Next Article in Journal
The Effect of a 20 km Run on Appetite Regulation in Long Distance Runners
Next Article in Special Issue
The Impact of Impulsivity on Weight Loss Four Years after Bariatric Surgery
Previous Article in Journal
Maternal Dietary Vitamin D Does Not Program Systemic Inflammation and Bone Health in Adult Female Mice Fed an Obesogenic Diet
Open AccessArticle

Disordered Eating Behaviors and Food Addiction among Nutrition Major College Students

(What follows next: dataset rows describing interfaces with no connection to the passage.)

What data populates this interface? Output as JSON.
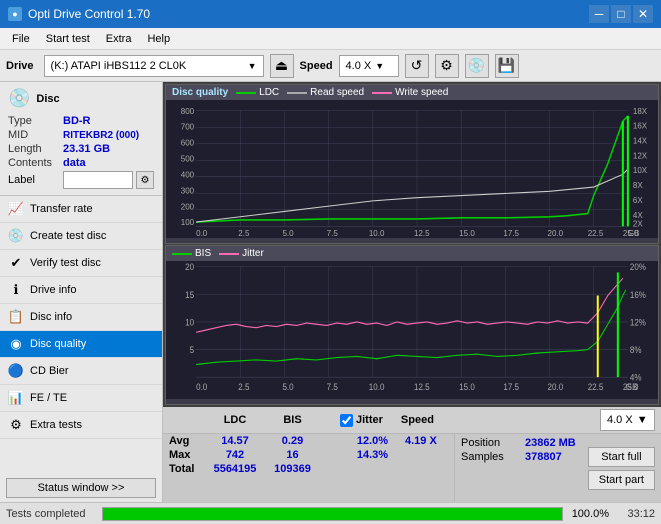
{
  "titlebar": {
    "title": "Opti Drive Control 1.70",
    "icon": "●",
    "controls": [
      "—",
      "□",
      "✕"
    ]
  },
  "menubar": {
    "items": [
      "File",
      "Start test",
      "Extra",
      "Help"
    ]
  },
  "toolbar": {
    "drive_label": "Drive",
    "drive_value": "(K:)  ATAPI iHBS112  2 CL0K",
    "speed_label": "Speed",
    "speed_value": "4.0 X"
  },
  "disc_panel": {
    "disc_label": "Disc",
    "type_label": "Type",
    "type_value": "BD-R",
    "mid_label": "MID",
    "mid_value": "RITEKBR2 (000)",
    "length_label": "Length",
    "length_value": "23.31 GB",
    "contents_label": "Contents",
    "contents_value": "data",
    "label_label": "Label",
    "label_value": ""
  },
  "nav_items": [
    {
      "id": "transfer-rate",
      "label": "Transfer rate",
      "icon": "📈"
    },
    {
      "id": "create-test-disc",
      "label": "Create test disc",
      "icon": "💿"
    },
    {
      "id": "verify-test-disc",
      "label": "Verify test disc",
      "icon": "✔"
    },
    {
      "id": "drive-info",
      "label": "Drive info",
      "icon": "ℹ"
    },
    {
      "id": "disc-info",
      "label": "Disc info",
      "icon": "📋"
    },
    {
      "id": "disc-quality",
      "label": "Disc quality",
      "icon": "◉",
      "active": true
    },
    {
      "id": "cd-bier",
      "label": "CD Bier",
      "icon": "🔵"
    },
    {
      "id": "fe-te",
      "label": "FE / TE",
      "icon": "📊"
    },
    {
      "id": "extra-tests",
      "label": "Extra tests",
      "icon": "⚙"
    }
  ],
  "status_btn": "Status window >>",
  "chart1": {
    "title": "Disc quality",
    "legend": [
      {
        "label": "LDC",
        "color": "#00aa00"
      },
      {
        "label": "Read speed",
        "color": "#aaaaaa"
      },
      {
        "label": "Write speed",
        "color": "#ff69b4"
      }
    ],
    "y_left_max": 800,
    "y_right_max": 18,
    "x_max": 25,
    "x_labels": [
      "0.0",
      "2.5",
      "5.0",
      "7.5",
      "10.0",
      "12.5",
      "15.0",
      "17.5",
      "20.0",
      "22.5",
      "25.0"
    ],
    "y_right_labels": [
      "18X",
      "16X",
      "14X",
      "12X",
      "10X",
      "8X",
      "6X",
      "4X",
      "2X"
    ]
  },
  "chart2": {
    "legend": [
      {
        "label": "BIS",
        "color": "#00aa00"
      },
      {
        "label": "Jitter",
        "color": "#ff69b4"
      }
    ],
    "y_left_max": 20,
    "y_right_max": 20,
    "x_max": 25,
    "x_labels": [
      "0.0",
      "2.5",
      "5.0",
      "7.5",
      "10.0",
      "12.5",
      "15.0",
      "17.5",
      "20.0",
      "22.5",
      "25.0"
    ],
    "y_right_labels": [
      "20%",
      "16%",
      "12%",
      "8%",
      "4%"
    ],
    "y_left_labels": [
      "20",
      "15",
      "10",
      "5"
    ]
  },
  "stats": {
    "columns": [
      "LDC",
      "BIS",
      "",
      "Jitter",
      "Speed"
    ],
    "avg_label": "Avg",
    "avg_ldc": "14.57",
    "avg_bis": "0.29",
    "avg_jitter": "12.0%",
    "avg_speed": "4.19 X",
    "speed_dropdown": "4.0 X",
    "max_label": "Max",
    "max_ldc": "742",
    "max_bis": "16",
    "max_jitter": "14.3%",
    "position_label": "Position",
    "position_value": "23862 MB",
    "total_label": "Total",
    "total_ldc": "5564195",
    "total_bis": "109369",
    "samples_label": "Samples",
    "samples_value": "378807",
    "start_full_label": "Start full",
    "start_part_label": "Start part"
  },
  "progress": {
    "label": "Tests completed",
    "value": 100,
    "pct": "100.0%",
    "time": "33:12"
  }
}
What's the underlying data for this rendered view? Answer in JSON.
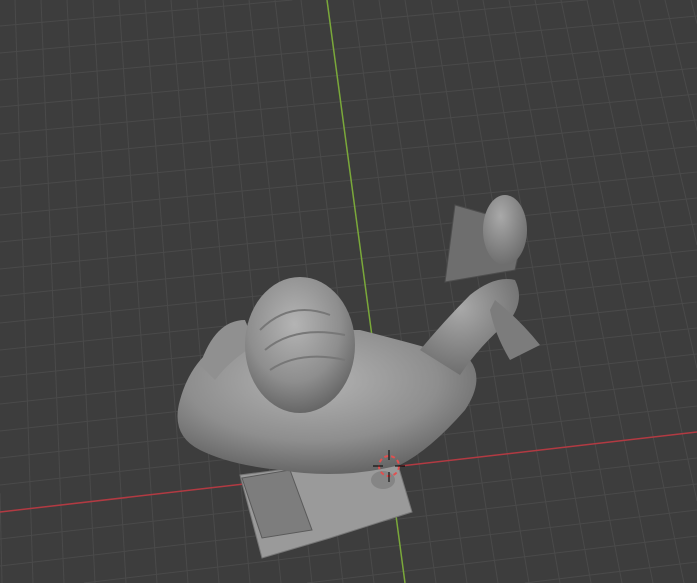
{
  "viewport": {
    "background": "#3d3d3d",
    "grid_color": "#4a4a4a",
    "x_axis_color": "#b23a42",
    "y_axis_color": "#7aa83a",
    "object_color": "#8f8f8f",
    "cursor_color": "#e05050"
  }
}
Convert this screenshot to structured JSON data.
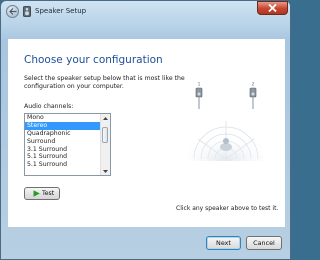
{
  "window": {
    "title": "Speaker Setup",
    "close_icon": "close-icon",
    "back_icon": "back-arrow-icon"
  },
  "page": {
    "heading": "Choose your configuration",
    "instruction": "Select the speaker setup below that is most like the configuration on your computer.",
    "channels_label": "Audio channels:",
    "channels": [
      "Mono",
      "Stereo",
      "Quadraphonic",
      "Surround",
      "3.1 Surround",
      "5.1 Surround",
      "5.1 Surround"
    ],
    "selected_channel": "Stereo",
    "test_label": "Test",
    "hint": "Click any speaker above to test it."
  },
  "footer": {
    "next_label": "Next",
    "cancel_label": "Cancel"
  },
  "colors": {
    "heading": "#1e4f9a",
    "selection": "#3399ff",
    "close_button": "#c8452f",
    "play_icon": "#2a9a2a"
  }
}
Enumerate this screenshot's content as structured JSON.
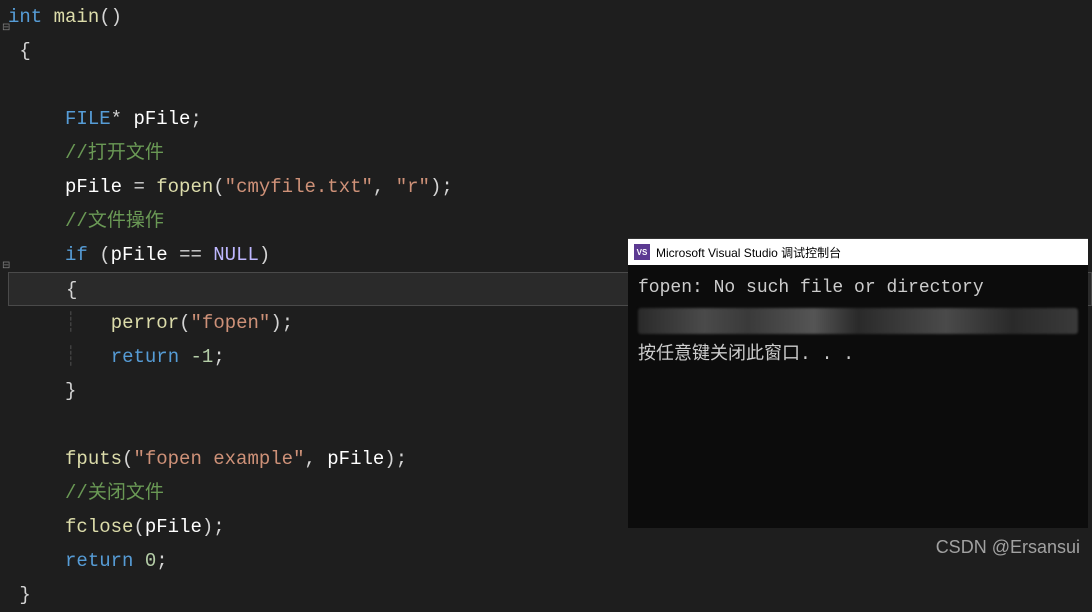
{
  "code": {
    "l1": {
      "type": "int",
      "func": "main",
      "parens": "()"
    },
    "l2": "{",
    "l4_type": "FILE",
    "l4_star": "*",
    "l4_var": "pFile",
    "l5_comment": "//打开文件",
    "l6_var": "pFile",
    "l6_eq": "=",
    "l6_func": "fopen",
    "l6_str1": "\"cmyfile.txt\"",
    "l6_str2": "\"r\"",
    "l7_comment": "//文件操作",
    "l8_if": "if",
    "l8_var": "pFile",
    "l8_eq": "==",
    "l8_null": "NULL",
    "l9": "{",
    "l10_func": "perror",
    "l10_str": "\"fopen\"",
    "l11_ret": "return",
    "l11_num": "-1",
    "l12": "}",
    "l14_func": "fputs",
    "l14_str": "\"fopen example\"",
    "l14_var": "pFile",
    "l15_comment": "//关闭文件",
    "l16_func": "fclose",
    "l16_var": "pFile",
    "l17_ret": "return",
    "l17_num": "0",
    "l18": "}"
  },
  "console": {
    "title": "Microsoft Visual Studio 调试控制台",
    "line1": "fopen: No such file or directory",
    "line3": "按任意键关闭此窗口. . ."
  },
  "watermark": "CSDN @Ersansui"
}
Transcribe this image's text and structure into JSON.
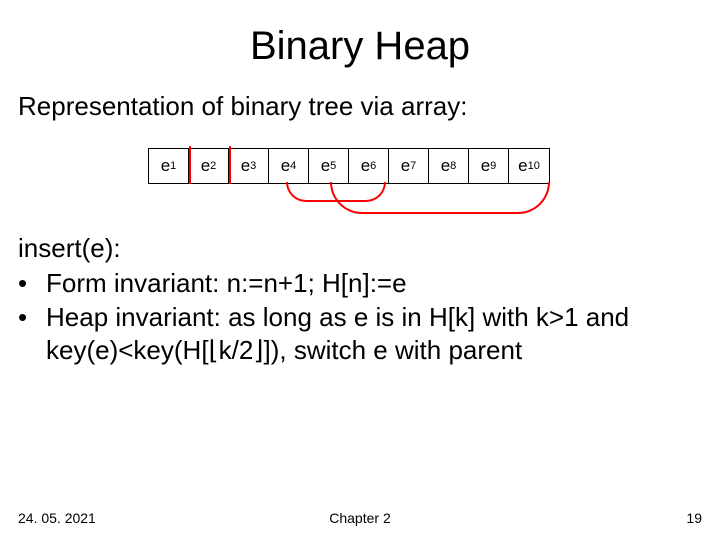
{
  "title": "Binary Heap",
  "subtitle": "Representation of binary tree via array:",
  "cells": {
    "c1": {
      "base": "e",
      "sub": "1"
    },
    "c2": {
      "base": "e",
      "sub": "2"
    },
    "c3": {
      "base": "e",
      "sub": "3"
    },
    "c4": {
      "base": "e",
      "sub": "4"
    },
    "c5": {
      "base": "e",
      "sub": "5"
    },
    "c6": {
      "base": "e",
      "sub": "6"
    },
    "c7": {
      "base": "e",
      "sub": "7"
    },
    "c8": {
      "base": "e",
      "sub": "8"
    },
    "c9": {
      "base": "e",
      "sub": "9"
    },
    "c10": {
      "base": "e",
      "sub": "10"
    }
  },
  "body": {
    "insert_label": "insert(e):",
    "bullet1": "Form invariant: n:=n+1; H[n]:=e",
    "bullet2": "Heap invariant: as long as e is in H[k] with k>1 and key(e)<key(H[⌊k/2⌋]),  switch e with parent"
  },
  "footer": {
    "date": "24. 05. 2021",
    "chapter": "Chapter 2",
    "page": "19"
  }
}
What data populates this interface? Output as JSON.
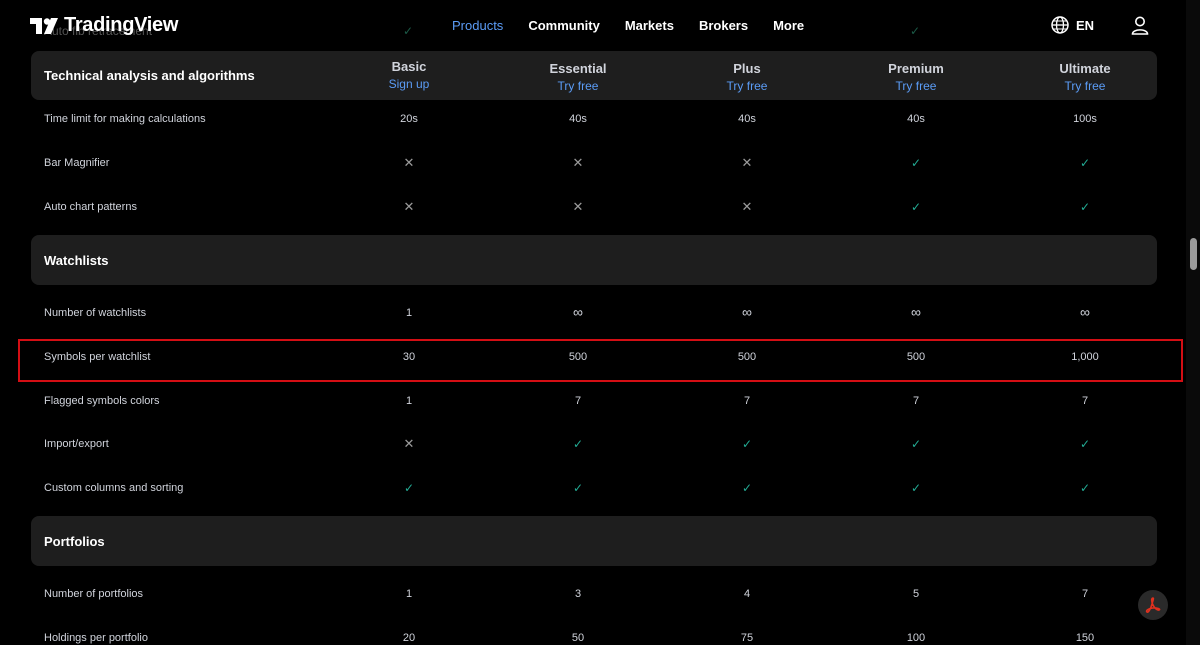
{
  "nav": {
    "logo_text": "TradingView",
    "links": [
      {
        "label": "Products",
        "active": true
      },
      {
        "label": "Community",
        "active": false
      },
      {
        "label": "Markets",
        "active": false
      },
      {
        "label": "Brokers",
        "active": false
      },
      {
        "label": "More",
        "active": false
      }
    ],
    "language": "EN"
  },
  "ghost_row_label": "Auto fib retracement",
  "plans": [
    {
      "name": "Basic",
      "cta": "Sign up"
    },
    {
      "name": "Essential",
      "cta": "Try free"
    },
    {
      "name": "Plus",
      "cta": "Try free"
    },
    {
      "name": "Premium",
      "cta": "Try free"
    },
    {
      "name": "Ultimate",
      "cta": "Try free"
    }
  ],
  "sections": {
    "technical": {
      "title": "Technical analysis and algorithms",
      "rows": [
        {
          "label": "Time limit for making calculations",
          "values": [
            "20s",
            "40s",
            "40s",
            "40s",
            "100s"
          ]
        },
        {
          "label": "Bar Magnifier",
          "values": [
            "✕",
            "✕",
            "✕",
            "✓",
            "✓"
          ]
        },
        {
          "label": "Auto chart patterns",
          "values": [
            "✕",
            "✕",
            "✕",
            "✓",
            "✓"
          ]
        }
      ]
    },
    "watchlists": {
      "title": "Watchlists",
      "rows": [
        {
          "label": "Number of watchlists",
          "values": [
            "1",
            "∞",
            "∞",
            "∞",
            "∞"
          ]
        },
        {
          "label": "Symbols per watchlist",
          "values": [
            "30",
            "500",
            "500",
            "500",
            "1,000"
          ]
        },
        {
          "label": "Flagged symbols colors",
          "values": [
            "1",
            "7",
            "7",
            "7",
            "7"
          ]
        },
        {
          "label": "Import/export",
          "values": [
            "✕",
            "✓",
            "✓",
            "✓",
            "✓"
          ]
        },
        {
          "label": "Custom columns and sorting",
          "values": [
            "✓",
            "✓",
            "✓",
            "✓",
            "✓"
          ]
        }
      ]
    },
    "portfolios": {
      "title": "Portfolios",
      "rows": [
        {
          "label": "Number of portfolios",
          "values": [
            "1",
            "3",
            "4",
            "5",
            "7"
          ]
        },
        {
          "label": "Holdings per portfolio",
          "values": [
            "20",
            "50",
            "75",
            "100",
            "150"
          ]
        }
      ]
    }
  },
  "colors": {
    "accent_blue": "#5b9cf6",
    "check_green": "#22ab94",
    "highlight_red": "#d40e14",
    "section_bg": "#1e1e1e"
  }
}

by Zhiping Yu 1,* and Michael Tan 2
Department of Nutrition and Dietetics, University of North Florida, Jacksonville, FL 32224, USA
Department of Nutrition and Food Sciences, University of Rhode Island, Kingston, RI 02881, USA
Author to whom correspondence should be addressed.
Nutrients 2016, 8(11), 673;
Received: 3 August 2016 / Revised: 14 October 2016 / Accepted: 17 October 2016 / Published: 26 October 2016
(This article belongs to the Special Issue Eating Disorders, Diet-Related Diseases, and Metabolic Health)
Evidence of whether nutrition students are free from food-related issues or at higher risk for eating disorders is inconsistent. This study aimed to assess disordered eating behaviors and food addiction among nutrition and non-nutrition major college students. Students (n = 967, ages 18–25, female 72.7%, white 74.8%) enrolled at a public university completed online demographic characteristics surveys and validated questionnaires measuring specific disordered eating behaviors. Academic major category differences were compared. Additionally, high risk participants were assessed by weight status and academic year. Overall, 10% of respondents were a high level of concern for developing eating disorders. About 10.3% of respondents met criteria for food addiction. In addition, 4.5% of respondents had co-occurrence of eating disorder risk and food addiction risk out of total respondents. There were no significant differences in level of concern for developing an eating disorder, eating subscales, or food addiction among academic majors. The percentage of high risk participants was lower in the underweight/normal weight group than in the overweight/obese group in health-related non-nutrition major students but not in nutrition students. Early screening, increasing awareness, and promoting healthy eating habits could be potential strategies to help treat and prevent the development of disorders or associated health conditions in nutrition as well as non-nutrition students. View Full-Text
Keywords: eating disorder; disordered eating behaviors; food addiction; nutrition students eating disorder; disordered eating behaviors; food addiction; nutrition students
Show Figures

Figure 1

MDPI and ACS Style

Yu, Z.; Tan, M. Disordered Eating Behaviors and Food Addiction among Nutrition Major College Students. Nutrients 2016, 8, 673.

Show more citation formats Show less citations formats
Note that from the first issue of 2016, MDPI journals use article numbers instead of page numbers. See further details here.

Article Access Map by Country/Region

Back to TopTop